Data supplied below:

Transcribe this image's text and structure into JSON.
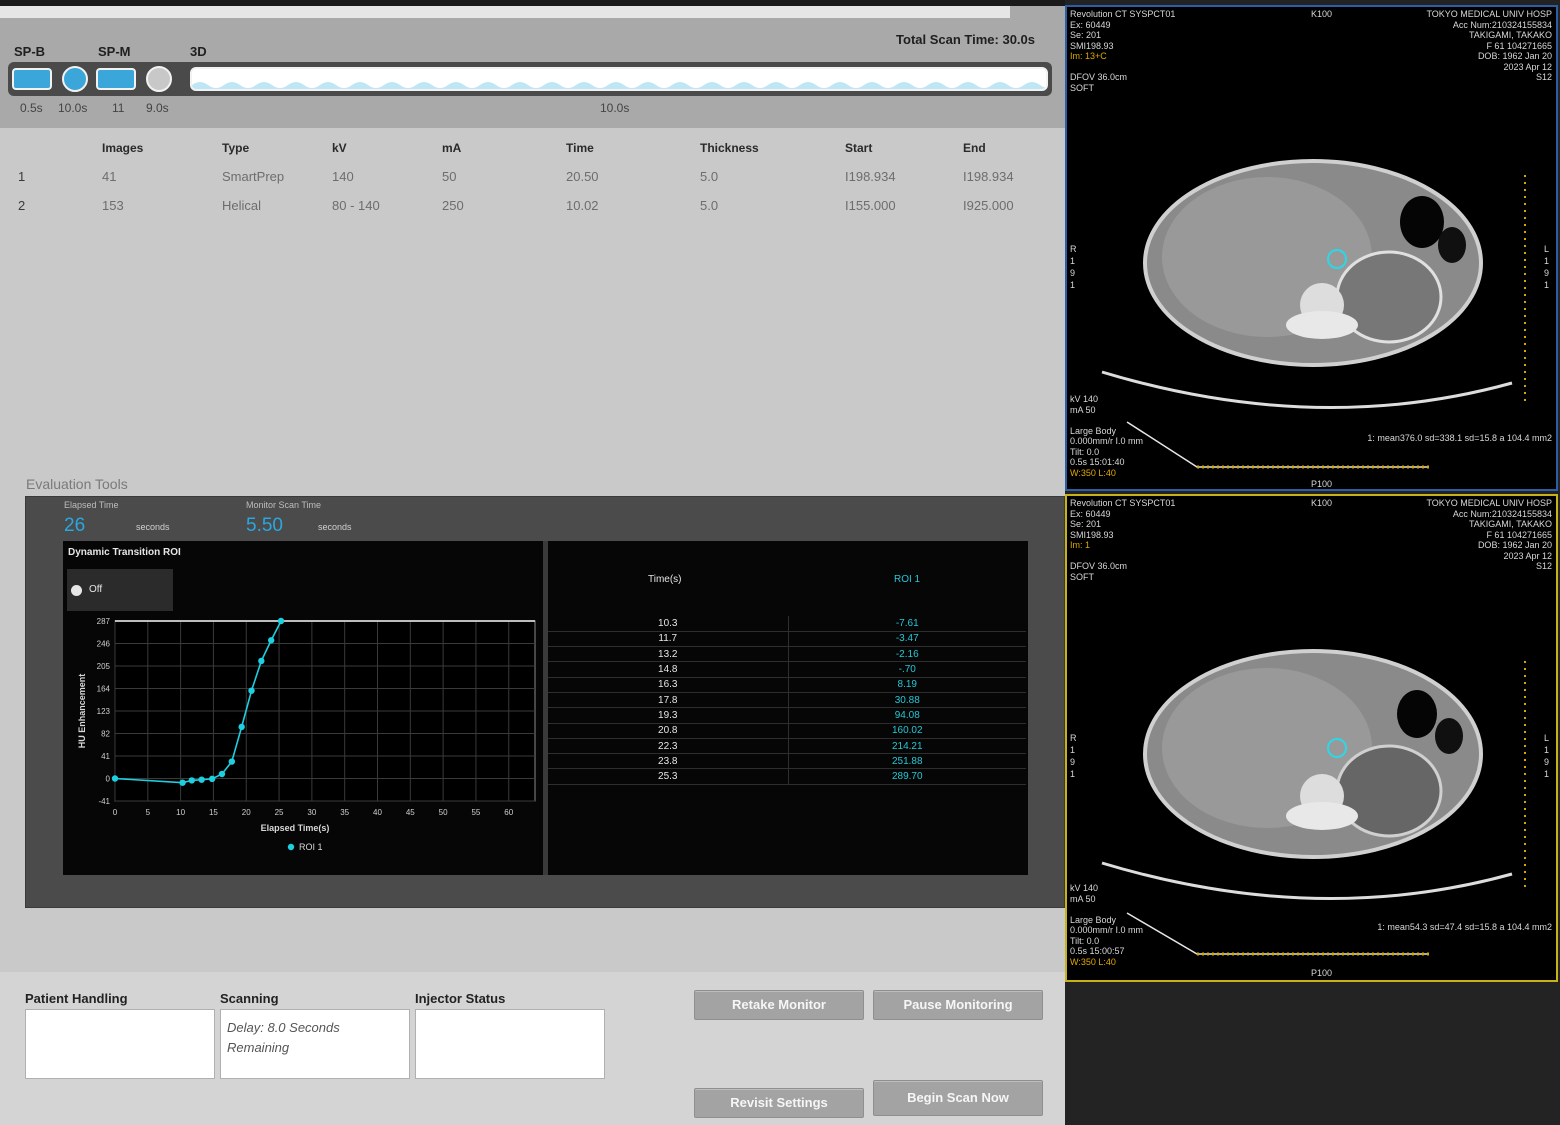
{
  "scan_bar": {
    "segments": [
      {
        "label": "SP-B"
      },
      {
        "label": "SP-M"
      },
      {
        "label": "3D"
      }
    ],
    "total_scan_time": "Total Scan Time: 30.0s",
    "times": [
      "0.5s",
      "10.0s",
      "11",
      "9.0s",
      "10.0s"
    ]
  },
  "protocol": {
    "headers": [
      "",
      "Images",
      "Type",
      "kV",
      "mA",
      "Time",
      "Thickness",
      "Start",
      "End"
    ],
    "rows": [
      [
        "1",
        "41",
        "SmartPrep",
        "140",
        "50",
        "20.50",
        "5.0",
        "I198.934",
        "I198.934"
      ],
      [
        "2",
        "153",
        "Helical",
        "80 - 140",
        "250",
        "10.02",
        "5.0",
        "I155.000",
        "I925.000"
      ]
    ]
  },
  "evaluation": {
    "section_label": "Evaluation Tools",
    "elapsed_time_label": "Elapsed Time",
    "elapsed_time_value": "26",
    "elapsed_time_unit": "seconds",
    "monitor_scan_time_label": "Monitor Scan Time",
    "monitor_scan_time_value": "5.50",
    "monitor_scan_time_unit": "seconds",
    "chart_title": "Dynamic Transition ROI",
    "toggle_label": "Off",
    "table_headers": [
      "Time(s)",
      "ROI 1"
    ],
    "table_rows": [
      [
        "10.3",
        "-7.61"
      ],
      [
        "11.7",
        "-3.47"
      ],
      [
        "13.2",
        "-2.16"
      ],
      [
        "14.8",
        "-.70"
      ],
      [
        "16.3",
        "8.19"
      ],
      [
        "17.8",
        "30.88"
      ],
      [
        "19.3",
        "94.08"
      ],
      [
        "20.8",
        "160.02"
      ],
      [
        "22.3",
        "214.21"
      ],
      [
        "23.8",
        "251.88"
      ],
      [
        "25.3",
        "289.70"
      ]
    ]
  },
  "chart_data": {
    "type": "line",
    "title": "Dynamic Transition ROI",
    "xlabel": "Elapsed Time(s)",
    "ylabel": "HU Enhancement",
    "x_ticks": [
      "0",
      "5",
      "10",
      "15",
      "20",
      "25",
      "30",
      "35",
      "40",
      "45",
      "50",
      "55",
      "60"
    ],
    "y_ticks": [
      "287",
      "246",
      "205",
      "164",
      "123",
      "82",
      "41",
      "0",
      "-41"
    ],
    "xlim": [
      0,
      64
    ],
    "ylim": [
      -41,
      287
    ],
    "grid": true,
    "legend": "bottom",
    "series": [
      {
        "name": "ROI 1",
        "color": "#1ecfe0",
        "x": [
          0,
          10.3,
          11.7,
          13.2,
          14.8,
          16.3,
          17.8,
          19.3,
          20.8,
          22.3,
          23.8,
          25.3
        ],
        "y": [
          0,
          -7.61,
          -3.47,
          -2.16,
          -0.7,
          8.19,
          30.88,
          94.08,
          160.02,
          214.21,
          251.88,
          287
        ]
      }
    ]
  },
  "status": {
    "patient_handling_label": "Patient Handling",
    "scanning_label": "Scanning",
    "scanning_text_1": "Delay: 8.0 Seconds",
    "scanning_text_2": "Remaining",
    "injector_status_label": "Injector Status"
  },
  "buttons": {
    "retake_monitor": "Retake Monitor",
    "pause_monitoring": "Pause Monitoring",
    "revisit_settings": "Revisit Settings",
    "begin_scan_now": "Begin Scan Now"
  },
  "viewers": [
    {
      "tl": [
        "Revolution CT  SYSPCT01",
        "Ex: 60449",
        "Se: 201",
        "SMI198.93",
        "Im: 13+C",
        "",
        "DFOV 36.0cm",
        "SOFT"
      ],
      "tc": "K100",
      "tr": [
        "TOKYO MEDICAL UNIV HOSP",
        "Acc Num:210324155834",
        "TAKIGAMI, TAKAKO",
        "F 61  104271665",
        "DOB: 1962 Jan 20",
        "2023 Apr 12",
        "S12"
      ],
      "left_marker": "R 1 9 1",
      "right_marker": "L 1 9 1",
      "bl": [
        "kV 140",
        "mA 50",
        "",
        "Large Body",
        "0.000mm/r I.0 mm",
        "Tilt: 0.0",
        "0.5s  15:01:40",
        "W:350 L:40"
      ],
      "roi": "1: mean376.0 sd=338.1 sd=15.8 a 104.4 mm2",
      "bottom_center": "P100"
    },
    {
      "tl": [
        "Revolution CT  SYSPCT01",
        "Ex: 60449",
        "Se: 201",
        "SMI198.93",
        "Im: 1",
        "",
        "DFOV 36.0cm",
        "SOFT"
      ],
      "tc": "K100",
      "tr": [
        "TOKYO MEDICAL UNIV HOSP",
        "Acc Num:210324155834",
        "TAKIGAMI, TAKAKO",
        "F 61  104271665",
        "DOB: 1962 Jan 20",
        "2023 Apr 12",
        "S12"
      ],
      "left_marker": "R 1 9 1",
      "right_marker": "L 1 9 1",
      "bl": [
        "kV 140",
        "mA 50",
        "",
        "Large Body",
        "0.000mm/r I.0 mm",
        "Tilt: 0.0",
        "0.5s  15:00:57",
        "W:350 L:40"
      ],
      "roi": "1: mean54.3 sd=47.4 sd=15.8 a 104.4 mm2",
      "bottom_center": "P100"
    }
  ]
}
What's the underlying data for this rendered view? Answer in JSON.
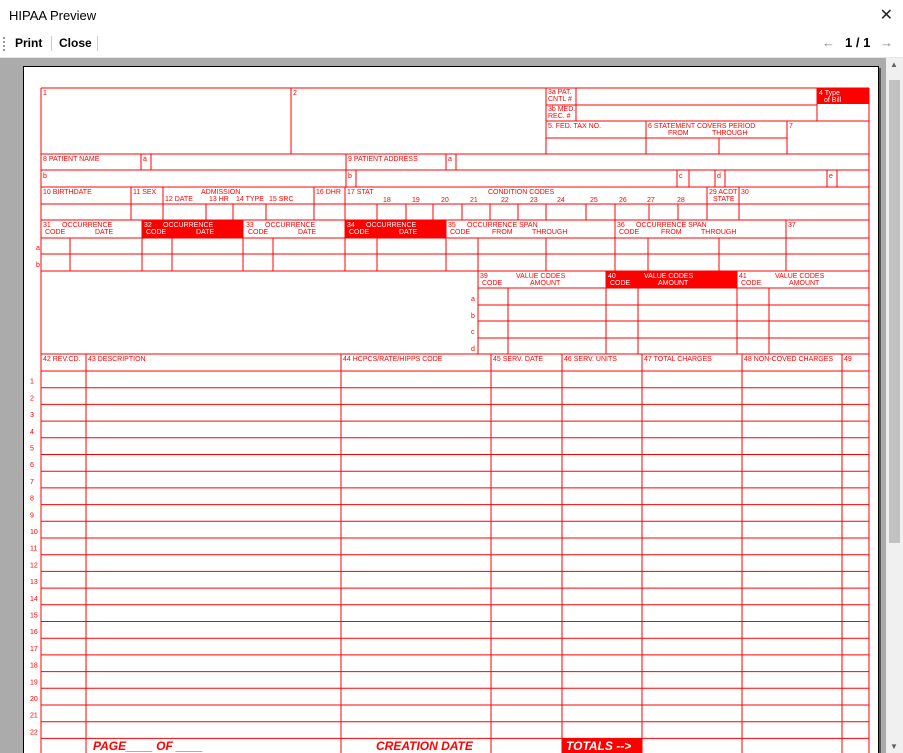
{
  "window": {
    "title": "HIPAA Preview",
    "close_glyph": "✕"
  },
  "toolbar": {
    "print_label": "Print",
    "close_label": "Close",
    "prev_glyph": "←",
    "next_glyph": "→",
    "page_indicator": "1 / 1"
  },
  "colors": {
    "form_red": "#ff0000",
    "bg_gray": "#ababab"
  },
  "form": {
    "header": {
      "f1": "1",
      "f2": "2",
      "f3a_line1": "3a PAT.",
      "f3a_line2": "CNTL #",
      "f3b_line1": "3b MED.",
      "f3b_line2": "REC. #",
      "f4_line1": "4  Type",
      "f4_line2": "of Bill",
      "f5": "5. FED. TAX NO.",
      "f6_line1": "6    STATEMENT COVERS PERIOD",
      "f6_from": "FROM",
      "f6_through": "THROUGH",
      "f7": "7"
    },
    "patient": {
      "f8": "8 PATIENT NAME",
      "f8a": "a",
      "f9": "9 PATIENT ADDRESS",
      "f9a": "a",
      "f8b": "b",
      "f9b": "b",
      "f9c": "c",
      "f9d": "d",
      "f9e": "e"
    },
    "admission": {
      "f10": "10 BIRTHDATE",
      "f11": "11 SEX",
      "admission": "ADMISSION",
      "f12": "12  DATE",
      "f13": "13 HR",
      "f14": "14 TYPE",
      "f15": "15 SRC",
      "f16": "16 DHR",
      "f17": "17 STAT",
      "condition": "CONDITION CODES",
      "cc_numbers": [
        "18",
        "19",
        "20",
        "21",
        "22",
        "23",
        "24",
        "25",
        "26",
        "27",
        "28"
      ],
      "f29": "29 ACDT",
      "f29b": "STATE",
      "f30": "30"
    },
    "occurrence": {
      "labels": [
        "31",
        "32",
        "33",
        "34"
      ],
      "occ": "OCCURRENCE",
      "code": "CODE",
      "date": "DATE",
      "span_labels": [
        "35",
        "36"
      ],
      "span": "OCCURRENCE SPAN",
      "from": "FROM",
      "through": "THROUGH",
      "f37": "37",
      "row_a": "a",
      "row_b": "b"
    },
    "value_codes": {
      "labels": [
        "39",
        "40",
        "41"
      ],
      "vc": "VALUE CODES",
      "code": "CODE",
      "amount": "AMOUNT",
      "rows": [
        "a",
        "b",
        "c",
        "d"
      ]
    },
    "lines": {
      "headers": [
        "42 REV.CD.",
        "43 DESCRIPTION",
        "44 HCPCS/RATE/HIPPS CODE",
        "45 SERV. DATE",
        "46 SERV. UNITS",
        "47 TOTAL CHARGES",
        "48 NON-COVED CHARGES",
        "49"
      ],
      "row_numbers": [
        "1",
        "2",
        "3",
        "4",
        "5",
        "6",
        "7",
        "8",
        "9",
        "10",
        "11",
        "12",
        "13",
        "14",
        "15",
        "16",
        "17",
        "18",
        "19",
        "20",
        "21",
        "22"
      ]
    },
    "footer": {
      "page": "PAGE____  OF ____",
      "creation": "CREATION DATE",
      "totals": "TOTALS -->"
    }
  }
}
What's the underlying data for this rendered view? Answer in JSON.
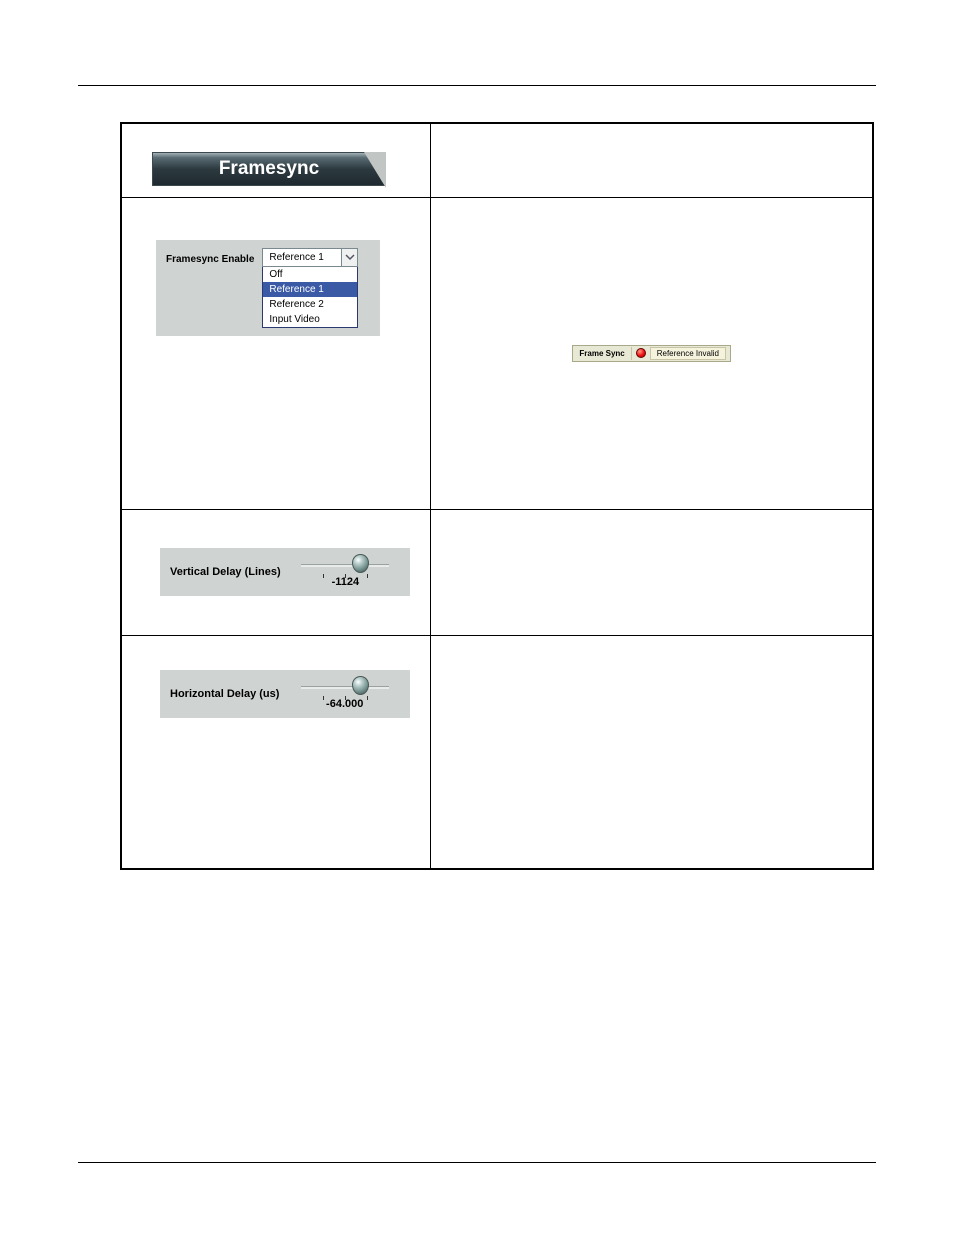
{
  "tab": {
    "title": "Framesync"
  },
  "enable": {
    "label": "Framesync Enable",
    "selected": "Reference 1",
    "options": {
      "o1": "Off",
      "o2": "Reference 1",
      "o3": "Reference 2",
      "o4": "Input Video"
    }
  },
  "status": {
    "label": "Frame Sync",
    "text": "Reference Invalid"
  },
  "vdelay": {
    "label": "Vertical Delay (Lines)",
    "value": "-1124"
  },
  "hdelay": {
    "label": "Horizontal Delay (us)",
    "value": "-64.000"
  }
}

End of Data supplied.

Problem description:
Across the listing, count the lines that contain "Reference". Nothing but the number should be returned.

Exercise solution:
4